== Aim of the task ==
Search through the entries for the word "输出格式" and copy every line that has it.

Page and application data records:
▼

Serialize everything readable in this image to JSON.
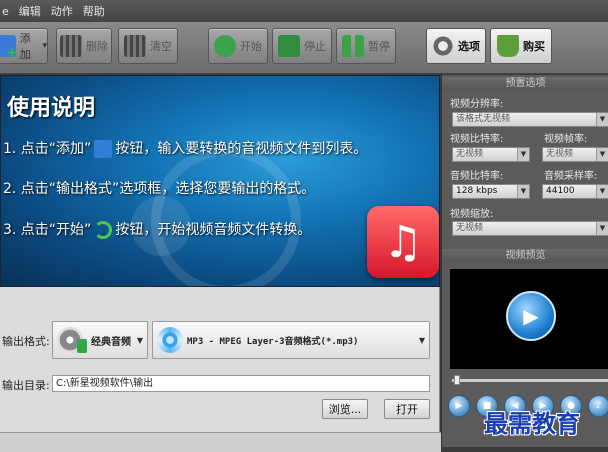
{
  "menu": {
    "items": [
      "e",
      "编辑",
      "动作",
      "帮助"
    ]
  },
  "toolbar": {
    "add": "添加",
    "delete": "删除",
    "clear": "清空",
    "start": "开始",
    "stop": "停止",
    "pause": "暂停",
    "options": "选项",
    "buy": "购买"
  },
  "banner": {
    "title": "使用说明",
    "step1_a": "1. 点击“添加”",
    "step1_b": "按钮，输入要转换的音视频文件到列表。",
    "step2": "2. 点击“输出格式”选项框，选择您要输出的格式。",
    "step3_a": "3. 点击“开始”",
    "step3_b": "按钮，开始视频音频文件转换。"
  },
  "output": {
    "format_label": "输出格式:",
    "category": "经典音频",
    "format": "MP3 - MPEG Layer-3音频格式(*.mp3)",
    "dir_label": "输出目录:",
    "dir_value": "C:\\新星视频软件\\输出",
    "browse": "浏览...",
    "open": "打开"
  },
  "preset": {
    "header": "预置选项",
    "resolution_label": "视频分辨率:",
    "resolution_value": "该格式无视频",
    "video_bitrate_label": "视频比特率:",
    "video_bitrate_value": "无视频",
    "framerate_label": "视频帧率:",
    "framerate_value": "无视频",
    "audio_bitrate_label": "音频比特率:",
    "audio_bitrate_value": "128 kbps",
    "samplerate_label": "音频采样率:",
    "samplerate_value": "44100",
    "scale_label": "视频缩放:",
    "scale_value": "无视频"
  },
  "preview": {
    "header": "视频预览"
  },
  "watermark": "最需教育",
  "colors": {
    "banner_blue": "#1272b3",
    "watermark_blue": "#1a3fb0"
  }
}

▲

== Answer section ==
    "step2": "2. 点击“输出格式”选项框，选择您要输出的格式。",
    "format_label": "输出格式:",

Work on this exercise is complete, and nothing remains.